Task item
Leave out the pictures and print the rest of the entries exactly as they stand.

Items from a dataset
_ _ _ _ _

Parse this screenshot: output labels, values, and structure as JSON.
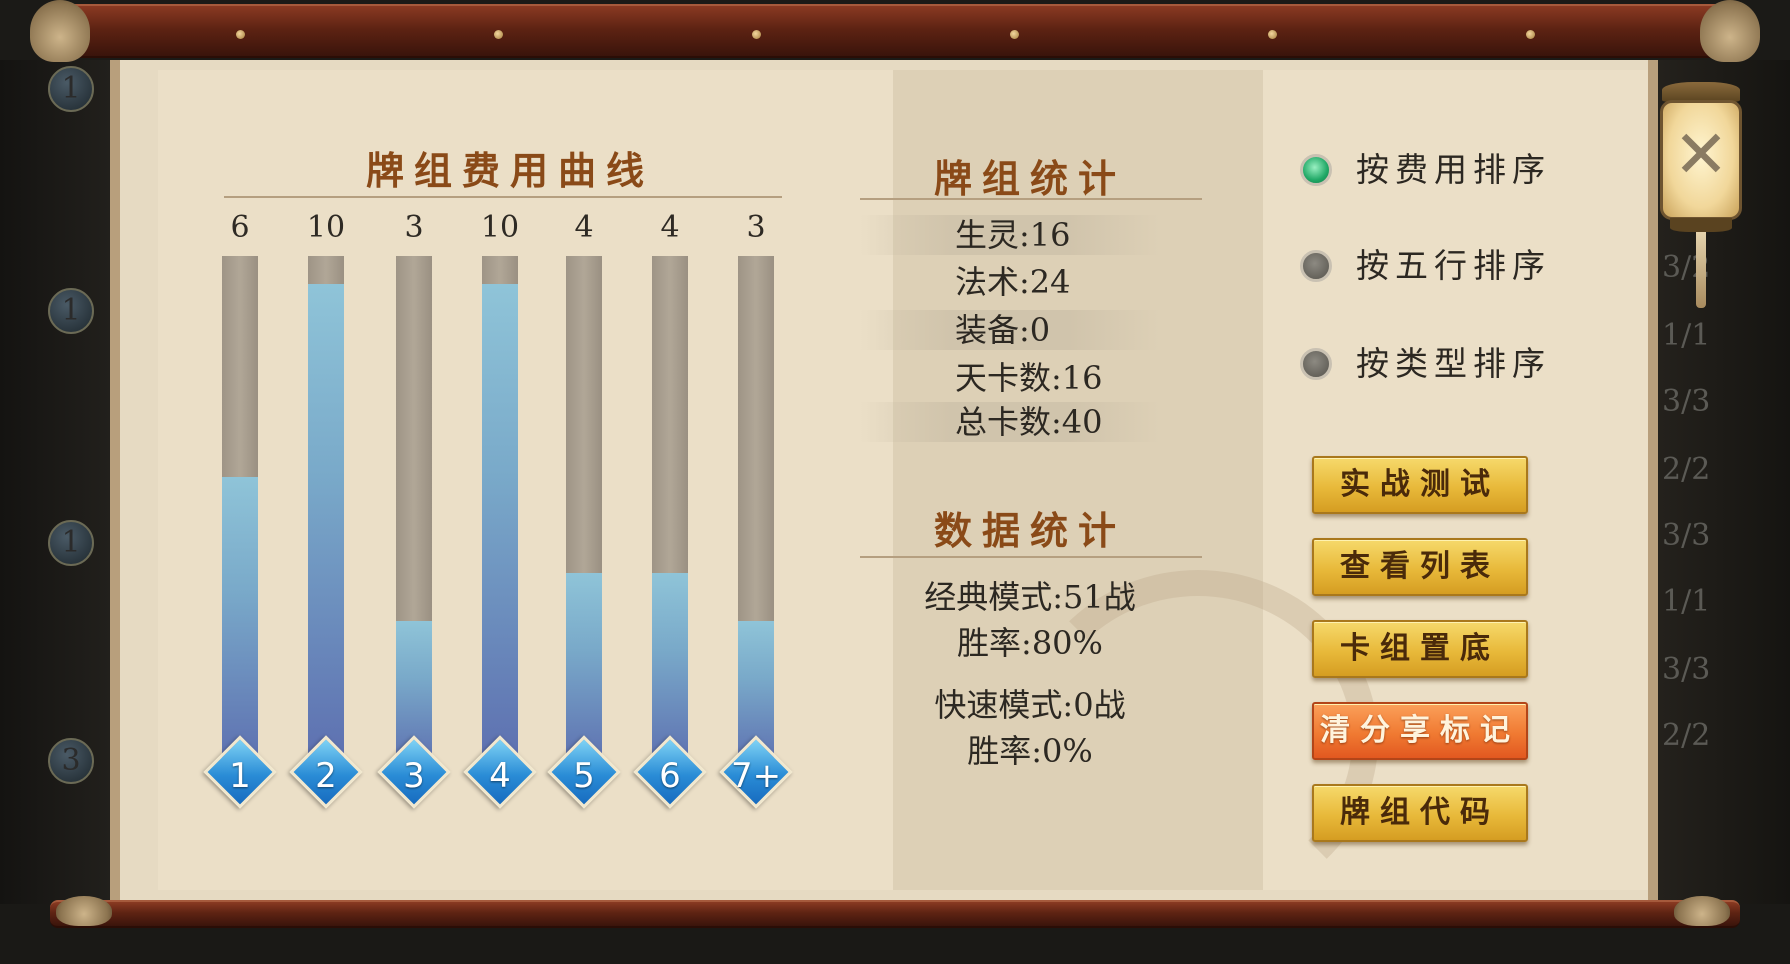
{
  "cost_curve": {
    "title": "牌组费用曲线",
    "columns": [
      {
        "label": "1",
        "count": "6",
        "fill": 0.6
      },
      {
        "label": "2",
        "count": "10",
        "fill": 1.0
      },
      {
        "label": "3",
        "count": "3",
        "fill": 0.3
      },
      {
        "label": "4",
        "count": "10",
        "fill": 1.0
      },
      {
        "label": "5",
        "count": "4",
        "fill": 0.4
      },
      {
        "label": "6",
        "count": "4",
        "fill": 0.4
      },
      {
        "label": "7+",
        "count": "3",
        "fill": 0.3
      }
    ]
  },
  "deck_stats": {
    "title": "牌组统计",
    "rows": [
      "生灵:16",
      "法术:24",
      "装备:0",
      "天卡数:16",
      "总卡数:40"
    ]
  },
  "data_stats": {
    "title": "数据统计",
    "classic": "经典模式:51战",
    "classic_rate": "胜率:80%",
    "quick": "快速模式:0战",
    "quick_rate": "胜率:0%"
  },
  "sort_options": [
    {
      "label": "按费用排序",
      "selected": true
    },
    {
      "label": "按五行排序",
      "selected": false
    },
    {
      "label": "按类型排序",
      "selected": false
    }
  ],
  "actions": {
    "test": "实战测试",
    "view_list": "查看列表",
    "sink_deck": "卡组置底",
    "clear_share": "清分享标记",
    "deck_code": "牌组代码"
  },
  "close": {
    "glyph": "✕"
  },
  "background": {
    "left_badges": [
      "1",
      "1",
      "1",
      "3"
    ],
    "right_counts": [
      "3/2",
      "1/1",
      "3/3",
      "2/2",
      "3/3",
      "1/1",
      "3/3",
      "2/2"
    ]
  }
}
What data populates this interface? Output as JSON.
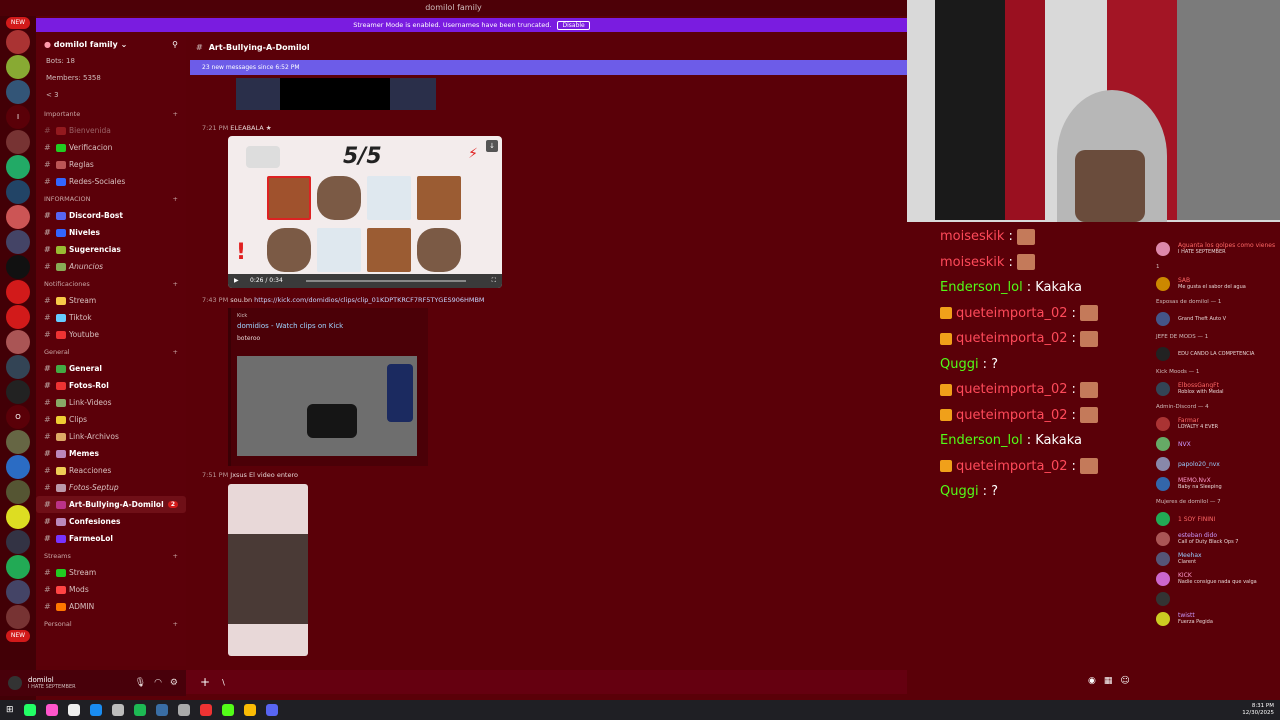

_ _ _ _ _

Answer section
Parse this screenshot: output labels, values, and structure as JSON.
{
  "cost_curve": {
    "title": "牌组费用曲线",
    "columns": [
      {
        "label": "1",
        "count": "6",
        "fill": 0.6
      },
      {
        "label": "2",
        "count": "10",
        "fill": 1.0
      },
      {
        "label": "3",
        "count": "3",
        "fill": 0.3
      },
      {
        "label": "4",
        "count": "10",
        "fill": 1.0
      },
      {
        "label": "5",
        "count": "4",
        "fill": 0.4
      },
      {
        "label": "6",
        "count": "4",
        "fill": 0.4
      },
      {
        "label": "7+",
        "count": "3",
        "fill": 0.3
      }
    ]
  },
  "deck_stats": {
    "title": "牌组统计",
    "rows": [
      "生灵:16",
      "法术:24",
      "装备:0",
      "天卡数:16",
      "总卡数:40"
    ]
  },
  "data_stats": {
    "title": "数据统计",
    "classic": "经典模式:51战",
    "classic_rate": "胜率:80%",
    "quick": "快速模式:0战",
    "quick_rate": "胜率:0%"
  },
  "sort_options": [
    {
      "label": "按费用排序",
      "selected": true
    },
    {
      "label": "按五行排序",
      "selected": false
    },
    {
      "label": "按类型排序",
      "selected": false
    }
  ],
  "actions": {
    "test": "实战测试",
    "view_list": "查看列表",
    "sink_deck": "卡组置底",
    "clear_share": "清分享标记",
    "deck_code": "牌组代码"
  },
  "close": {
    "glyph": "✕"
  },
  "background": {
    "left_badges": [
      "1",
      "1",
      "1",
      "3"
    ],
    "right_counts": [
      "3/2",
      "1/1",
      "3/3",
      "2/2",
      "3/3",
      "1/1",
      "3/3",
      "2/2"
    ]
  }
}
What data populates this interface? Output as JSON.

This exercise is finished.